Dislocations of the Proximal Tib/Fib Joint
Reference: Ogden, JBJS 56A, 145-154
– Acute dislocations are treated with closed reduction usually, and are usually stable. If unstable, open reduction and ligamentous repair +/- K-wiring is recommended. Arthrodesis is not recommended because it screws up ankle motion. If peroneal nerve symptoms arise, consider resection of the fibular head.
Points of Interest
– Classified into subluxation and 3 types of dislocation – superior, anterolateral, posteromedial.
– Often associated with severe trauma, and often missed
– The joint is supported anteriorly by thickened capsule, which is probably extension from biceps tendon.
– Posteriorly, there is a thick capsule reinforced by popliteus
– The fibular collateral ligament provides the most proximal support of the joint.
Acute dislocations – require muscle relaxation, then flexion of the knee to relax the ligament, followed by a firm push in the direction required. Once reduced, they are usually stable. They generally speaking do not require immobilization, and non-weightbearing is recommended for 2 weeks.
In the rare case where closed reduction is unsuccessful, it is debatable what to do. The authors in Rockwood and Green suggest that leaving them alone with a recurrently subluxating joint is okay, and if they run into problems down the road you can offer further treatment – fixation, arthrodesis, resection.

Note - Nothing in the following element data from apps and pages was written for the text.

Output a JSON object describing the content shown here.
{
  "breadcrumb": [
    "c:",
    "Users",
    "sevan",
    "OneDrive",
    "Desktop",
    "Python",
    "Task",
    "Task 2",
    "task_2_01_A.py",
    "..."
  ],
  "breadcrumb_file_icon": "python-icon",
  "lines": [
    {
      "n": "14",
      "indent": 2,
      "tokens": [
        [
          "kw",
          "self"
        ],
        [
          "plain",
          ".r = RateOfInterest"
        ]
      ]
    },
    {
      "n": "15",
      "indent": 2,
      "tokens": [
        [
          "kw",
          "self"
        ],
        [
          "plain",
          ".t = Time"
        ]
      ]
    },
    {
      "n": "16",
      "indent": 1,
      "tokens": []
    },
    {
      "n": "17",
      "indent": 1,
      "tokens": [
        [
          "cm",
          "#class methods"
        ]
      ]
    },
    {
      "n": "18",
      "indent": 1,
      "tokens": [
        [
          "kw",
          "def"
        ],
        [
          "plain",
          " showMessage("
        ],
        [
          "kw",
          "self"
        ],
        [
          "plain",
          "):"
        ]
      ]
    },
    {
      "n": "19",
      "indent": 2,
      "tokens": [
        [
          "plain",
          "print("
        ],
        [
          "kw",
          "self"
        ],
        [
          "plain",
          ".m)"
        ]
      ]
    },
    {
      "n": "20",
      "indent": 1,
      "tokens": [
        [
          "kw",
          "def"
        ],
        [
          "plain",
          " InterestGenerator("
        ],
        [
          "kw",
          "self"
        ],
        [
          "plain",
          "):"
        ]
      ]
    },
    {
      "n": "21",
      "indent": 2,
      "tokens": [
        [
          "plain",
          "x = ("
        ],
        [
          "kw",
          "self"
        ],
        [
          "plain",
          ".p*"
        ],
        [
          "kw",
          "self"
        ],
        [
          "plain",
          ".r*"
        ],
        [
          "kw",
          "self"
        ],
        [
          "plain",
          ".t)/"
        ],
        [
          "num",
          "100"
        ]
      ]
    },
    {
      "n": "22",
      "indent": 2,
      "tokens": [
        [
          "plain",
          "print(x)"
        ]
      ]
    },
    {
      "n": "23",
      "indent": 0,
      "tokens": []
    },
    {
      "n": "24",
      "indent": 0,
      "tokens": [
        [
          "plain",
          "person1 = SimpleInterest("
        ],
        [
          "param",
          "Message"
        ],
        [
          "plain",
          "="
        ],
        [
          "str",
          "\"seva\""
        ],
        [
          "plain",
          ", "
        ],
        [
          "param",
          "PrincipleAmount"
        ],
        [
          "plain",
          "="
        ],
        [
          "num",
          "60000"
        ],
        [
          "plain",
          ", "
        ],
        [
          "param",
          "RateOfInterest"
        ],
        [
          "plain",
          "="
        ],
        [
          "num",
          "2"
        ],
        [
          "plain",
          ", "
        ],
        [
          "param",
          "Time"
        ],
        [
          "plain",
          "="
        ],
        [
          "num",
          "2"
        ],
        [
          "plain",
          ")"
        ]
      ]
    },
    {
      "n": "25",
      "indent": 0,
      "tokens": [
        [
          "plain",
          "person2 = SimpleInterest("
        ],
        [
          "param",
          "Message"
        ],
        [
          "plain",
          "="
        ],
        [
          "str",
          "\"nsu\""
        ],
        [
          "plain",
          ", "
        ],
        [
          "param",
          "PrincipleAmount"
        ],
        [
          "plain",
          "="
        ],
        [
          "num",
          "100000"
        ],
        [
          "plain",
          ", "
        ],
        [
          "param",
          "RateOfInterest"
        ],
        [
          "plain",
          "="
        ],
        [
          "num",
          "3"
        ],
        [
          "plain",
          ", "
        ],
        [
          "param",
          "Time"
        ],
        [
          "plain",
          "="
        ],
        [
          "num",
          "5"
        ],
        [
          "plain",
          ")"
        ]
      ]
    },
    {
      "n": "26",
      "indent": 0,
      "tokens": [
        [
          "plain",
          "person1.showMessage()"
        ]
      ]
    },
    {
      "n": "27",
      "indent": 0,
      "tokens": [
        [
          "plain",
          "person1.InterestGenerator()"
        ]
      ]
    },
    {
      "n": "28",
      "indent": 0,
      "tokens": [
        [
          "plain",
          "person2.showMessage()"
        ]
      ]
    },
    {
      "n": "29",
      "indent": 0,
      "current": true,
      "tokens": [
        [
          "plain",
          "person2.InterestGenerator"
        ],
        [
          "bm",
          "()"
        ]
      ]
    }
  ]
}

If you need to treat someone with recurrent instability and PAIN, open reduction and internal fixation with K-wires that are removed at 6 weeks is suggested, or simple resection if peroneal nerve symptoms occur. Arthrodesis is not advocated because of long-term discomfort in the ankle.